Return every record below exactly as written.

** Supplied information **
+++

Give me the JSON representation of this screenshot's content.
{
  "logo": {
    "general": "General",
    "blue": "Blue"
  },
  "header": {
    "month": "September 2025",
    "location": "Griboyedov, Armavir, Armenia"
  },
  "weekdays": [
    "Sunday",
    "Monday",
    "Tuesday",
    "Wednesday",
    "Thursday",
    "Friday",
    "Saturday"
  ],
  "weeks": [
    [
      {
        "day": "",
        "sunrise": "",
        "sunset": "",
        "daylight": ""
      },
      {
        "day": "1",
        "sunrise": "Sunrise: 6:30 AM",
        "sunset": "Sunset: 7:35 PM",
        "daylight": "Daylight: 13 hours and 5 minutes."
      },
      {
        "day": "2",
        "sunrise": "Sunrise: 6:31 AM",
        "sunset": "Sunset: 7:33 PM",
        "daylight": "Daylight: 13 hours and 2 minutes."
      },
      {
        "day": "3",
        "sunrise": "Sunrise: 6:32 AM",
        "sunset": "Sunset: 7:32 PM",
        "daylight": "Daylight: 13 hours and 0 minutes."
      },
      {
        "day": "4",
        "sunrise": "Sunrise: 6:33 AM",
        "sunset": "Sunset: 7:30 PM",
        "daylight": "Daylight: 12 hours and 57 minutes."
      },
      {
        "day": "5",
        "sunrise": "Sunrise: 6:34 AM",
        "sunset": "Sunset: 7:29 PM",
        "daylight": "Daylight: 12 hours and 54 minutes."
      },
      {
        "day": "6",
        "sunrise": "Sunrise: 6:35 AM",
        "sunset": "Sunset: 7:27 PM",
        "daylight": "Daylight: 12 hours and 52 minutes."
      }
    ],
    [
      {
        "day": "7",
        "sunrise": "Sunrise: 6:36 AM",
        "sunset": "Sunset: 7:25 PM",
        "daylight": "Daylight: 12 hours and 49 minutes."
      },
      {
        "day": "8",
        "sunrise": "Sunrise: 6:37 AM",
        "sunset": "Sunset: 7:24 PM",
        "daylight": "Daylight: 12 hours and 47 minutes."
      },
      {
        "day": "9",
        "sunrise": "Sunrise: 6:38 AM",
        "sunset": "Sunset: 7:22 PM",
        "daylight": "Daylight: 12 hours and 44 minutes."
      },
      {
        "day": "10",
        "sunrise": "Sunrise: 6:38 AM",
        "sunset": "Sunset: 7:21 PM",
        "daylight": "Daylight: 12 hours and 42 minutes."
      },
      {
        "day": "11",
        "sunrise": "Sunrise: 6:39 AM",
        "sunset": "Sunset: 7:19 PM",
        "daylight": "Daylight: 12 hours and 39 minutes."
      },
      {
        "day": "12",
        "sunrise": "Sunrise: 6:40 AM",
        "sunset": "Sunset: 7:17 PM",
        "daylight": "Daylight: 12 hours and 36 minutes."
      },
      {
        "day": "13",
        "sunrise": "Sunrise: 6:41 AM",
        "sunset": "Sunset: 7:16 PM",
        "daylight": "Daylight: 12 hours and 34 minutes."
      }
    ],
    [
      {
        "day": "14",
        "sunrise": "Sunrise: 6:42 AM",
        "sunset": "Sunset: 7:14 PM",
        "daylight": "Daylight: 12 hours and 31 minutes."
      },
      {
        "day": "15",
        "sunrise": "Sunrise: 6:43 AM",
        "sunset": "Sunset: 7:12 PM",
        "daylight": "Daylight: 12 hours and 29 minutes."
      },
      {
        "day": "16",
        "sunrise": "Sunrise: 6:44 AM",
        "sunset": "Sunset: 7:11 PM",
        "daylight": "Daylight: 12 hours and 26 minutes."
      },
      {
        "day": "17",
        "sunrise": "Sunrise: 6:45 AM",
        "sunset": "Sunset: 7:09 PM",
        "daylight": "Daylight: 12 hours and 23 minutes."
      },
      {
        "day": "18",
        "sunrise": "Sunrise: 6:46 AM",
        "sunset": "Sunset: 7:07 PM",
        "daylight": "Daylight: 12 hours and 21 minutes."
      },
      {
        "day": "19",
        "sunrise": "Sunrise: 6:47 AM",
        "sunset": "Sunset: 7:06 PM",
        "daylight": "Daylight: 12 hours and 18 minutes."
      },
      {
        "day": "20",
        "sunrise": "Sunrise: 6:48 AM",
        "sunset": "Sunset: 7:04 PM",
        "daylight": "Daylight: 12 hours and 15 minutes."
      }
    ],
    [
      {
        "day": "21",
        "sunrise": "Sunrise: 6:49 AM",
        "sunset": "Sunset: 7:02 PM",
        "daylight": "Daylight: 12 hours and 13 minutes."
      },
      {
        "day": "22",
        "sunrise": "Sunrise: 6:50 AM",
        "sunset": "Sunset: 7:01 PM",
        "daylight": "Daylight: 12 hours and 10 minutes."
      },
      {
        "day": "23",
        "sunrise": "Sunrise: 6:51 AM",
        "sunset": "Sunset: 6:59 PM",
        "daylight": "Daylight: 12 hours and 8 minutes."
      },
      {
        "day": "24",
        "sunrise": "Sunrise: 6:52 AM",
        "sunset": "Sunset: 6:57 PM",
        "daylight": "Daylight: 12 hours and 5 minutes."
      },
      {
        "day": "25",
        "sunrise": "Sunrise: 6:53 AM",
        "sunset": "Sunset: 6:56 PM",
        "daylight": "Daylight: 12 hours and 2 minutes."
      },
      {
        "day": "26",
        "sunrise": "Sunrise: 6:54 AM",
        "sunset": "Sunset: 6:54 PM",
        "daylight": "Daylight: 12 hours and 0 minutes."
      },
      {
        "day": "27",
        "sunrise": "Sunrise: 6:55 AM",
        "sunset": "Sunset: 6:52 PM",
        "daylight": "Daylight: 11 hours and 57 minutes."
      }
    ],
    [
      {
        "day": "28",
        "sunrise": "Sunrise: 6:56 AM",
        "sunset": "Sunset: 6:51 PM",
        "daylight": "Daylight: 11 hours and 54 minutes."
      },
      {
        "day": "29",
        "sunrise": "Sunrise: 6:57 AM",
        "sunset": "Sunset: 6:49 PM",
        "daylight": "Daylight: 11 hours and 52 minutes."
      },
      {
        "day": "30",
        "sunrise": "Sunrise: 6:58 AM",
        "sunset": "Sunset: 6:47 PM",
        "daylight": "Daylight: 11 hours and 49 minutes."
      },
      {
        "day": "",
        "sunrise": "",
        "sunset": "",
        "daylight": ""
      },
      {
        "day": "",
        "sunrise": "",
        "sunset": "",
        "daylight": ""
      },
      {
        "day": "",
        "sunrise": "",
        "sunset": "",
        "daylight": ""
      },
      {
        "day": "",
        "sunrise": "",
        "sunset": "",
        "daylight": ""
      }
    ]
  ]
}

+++

** Response to the exercise **
Give me the JSON representation of this screenshot's content.
{
  "logo": {
    "general": "General",
    "blue": "Blue"
  },
  "header": {
    "month": "September 2025",
    "location": "Griboyedov, Armavir, Armenia"
  },
  "weekdays": [
    "Sunday",
    "Monday",
    "Tuesday",
    "Wednesday",
    "Thursday",
    "Friday",
    "Saturday"
  ],
  "weeks": [
    [
      {
        "day": "",
        "sunrise": "",
        "sunset": "",
        "daylight": ""
      },
      {
        "day": "1",
        "sunrise": "Sunrise: 6:30 AM",
        "sunset": "Sunset: 7:35 PM",
        "daylight": "Daylight: 13 hours and 5 minutes."
      },
      {
        "day": "2",
        "sunrise": "Sunrise: 6:31 AM",
        "sunset": "Sunset: 7:33 PM",
        "daylight": "Daylight: 13 hours and 2 minutes."
      },
      {
        "day": "3",
        "sunrise": "Sunrise: 6:32 AM",
        "sunset": "Sunset: 7:32 PM",
        "daylight": "Daylight: 13 hours and 0 minutes."
      },
      {
        "day": "4",
        "sunrise": "Sunrise: 6:33 AM",
        "sunset": "Sunset: 7:30 PM",
        "daylight": "Daylight: 12 hours and 57 minutes."
      },
      {
        "day": "5",
        "sunrise": "Sunrise: 6:34 AM",
        "sunset": "Sunset: 7:29 PM",
        "daylight": "Daylight: 12 hours and 54 minutes."
      },
      {
        "day": "6",
        "sunrise": "Sunrise: 6:35 AM",
        "sunset": "Sunset: 7:27 PM",
        "daylight": "Daylight: 12 hours and 52 minutes."
      }
    ],
    [
      {
        "day": "7",
        "sunrise": "Sunrise: 6:36 AM",
        "sunset": "Sunset: 7:25 PM",
        "daylight": "Daylight: 12 hours and 49 minutes."
      },
      {
        "day": "8",
        "sunrise": "Sunrise: 6:37 AM",
        "sunset": "Sunset: 7:24 PM",
        "daylight": "Daylight: 12 hours and 47 minutes."
      },
      {
        "day": "9",
        "sunrise": "Sunrise: 6:38 AM",
        "sunset": "Sunset: 7:22 PM",
        "daylight": "Daylight: 12 hours and 44 minutes."
      },
      {
        "day": "10",
        "sunrise": "Sunrise: 6:38 AM",
        "sunset": "Sunset: 7:21 PM",
        "daylight": "Daylight: 12 hours and 42 minutes."
      },
      {
        "day": "11",
        "sunrise": "Sunrise: 6:39 AM",
        "sunset": "Sunset: 7:19 PM",
        "daylight": "Daylight: 12 hours and 39 minutes."
      },
      {
        "day": "12",
        "sunrise": "Sunrise: 6:40 AM",
        "sunset": "Sunset: 7:17 PM",
        "daylight": "Daylight: 12 hours and 36 minutes."
      },
      {
        "day": "13",
        "sunrise": "Sunrise: 6:41 AM",
        "sunset": "Sunset: 7:16 PM",
        "daylight": "Daylight: 12 hours and 34 minutes."
      }
    ],
    [
      {
        "day": "14",
        "sunrise": "Sunrise: 6:42 AM",
        "sunset": "Sunset: 7:14 PM",
        "daylight": "Daylight: 12 hours and 31 minutes."
      },
      {
        "day": "15",
        "sunrise": "Sunrise: 6:43 AM",
        "sunset": "Sunset: 7:12 PM",
        "daylight": "Daylight: 12 hours and 29 minutes."
      },
      {
        "day": "16",
        "sunrise": "Sunrise: 6:44 AM",
        "sunset": "Sunset: 7:11 PM",
        "daylight": "Daylight: 12 hours and 26 minutes."
      },
      {
        "day": "17",
        "sunrise": "Sunrise: 6:45 AM",
        "sunset": "Sunset: 7:09 PM",
        "daylight": "Daylight: 12 hours and 23 minutes."
      },
      {
        "day": "18",
        "sunrise": "Sunrise: 6:46 AM",
        "sunset": "Sunset: 7:07 PM",
        "daylight": "Daylight: 12 hours and 21 minutes."
      },
      {
        "day": "19",
        "sunrise": "Sunrise: 6:47 AM",
        "sunset": "Sunset: 7:06 PM",
        "daylight": "Daylight: 12 hours and 18 minutes."
      },
      {
        "day": "20",
        "sunrise": "Sunrise: 6:48 AM",
        "sunset": "Sunset: 7:04 PM",
        "daylight": "Daylight: 12 hours and 15 minutes."
      }
    ],
    [
      {
        "day": "21",
        "sunrise": "Sunrise: 6:49 AM",
        "sunset": "Sunset: 7:02 PM",
        "daylight": "Daylight: 12 hours and 13 minutes."
      },
      {
        "day": "22",
        "sunrise": "Sunrise: 6:50 AM",
        "sunset": "Sunset: 7:01 PM",
        "daylight": "Daylight: 12 hours and 10 minutes."
      },
      {
        "day": "23",
        "sunrise": "Sunrise: 6:51 AM",
        "sunset": "Sunset: 6:59 PM",
        "daylight": "Daylight: 12 hours and 8 minutes."
      },
      {
        "day": "24",
        "sunrise": "Sunrise: 6:52 AM",
        "sunset": "Sunset: 6:57 PM",
        "daylight": "Daylight: 12 hours and 5 minutes."
      },
      {
        "day": "25",
        "sunrise": "Sunrise: 6:53 AM",
        "sunset": "Sunset: 6:56 PM",
        "daylight": "Daylight: 12 hours and 2 minutes."
      },
      {
        "day": "26",
        "sunrise": "Sunrise: 6:54 AM",
        "sunset": "Sunset: 6:54 PM",
        "daylight": "Daylight: 12 hours and 0 minutes."
      },
      {
        "day": "27",
        "sunrise": "Sunrise: 6:55 AM",
        "sunset": "Sunset: 6:52 PM",
        "daylight": "Daylight: 11 hours and 57 minutes."
      }
    ],
    [
      {
        "day": "28",
        "sunrise": "Sunrise: 6:56 AM",
        "sunset": "Sunset: 6:51 PM",
        "daylight": "Daylight: 11 hours and 54 minutes."
      },
      {
        "day": "29",
        "sunrise": "Sunrise: 6:57 AM",
        "sunset": "Sunset: 6:49 PM",
        "daylight": "Daylight: 11 hours and 52 minutes."
      },
      {
        "day": "30",
        "sunrise": "Sunrise: 6:58 AM",
        "sunset": "Sunset: 6:47 PM",
        "daylight": "Daylight: 11 hours and 49 minutes."
      },
      {
        "day": "",
        "sunrise": "",
        "sunset": "",
        "daylight": ""
      },
      {
        "day": "",
        "sunrise": "",
        "sunset": "",
        "daylight": ""
      },
      {
        "day": "",
        "sunrise": "",
        "sunset": "",
        "daylight": ""
      },
      {
        "day": "",
        "sunrise": "",
        "sunset": "",
        "daylight": ""
      }
    ]
  ]
}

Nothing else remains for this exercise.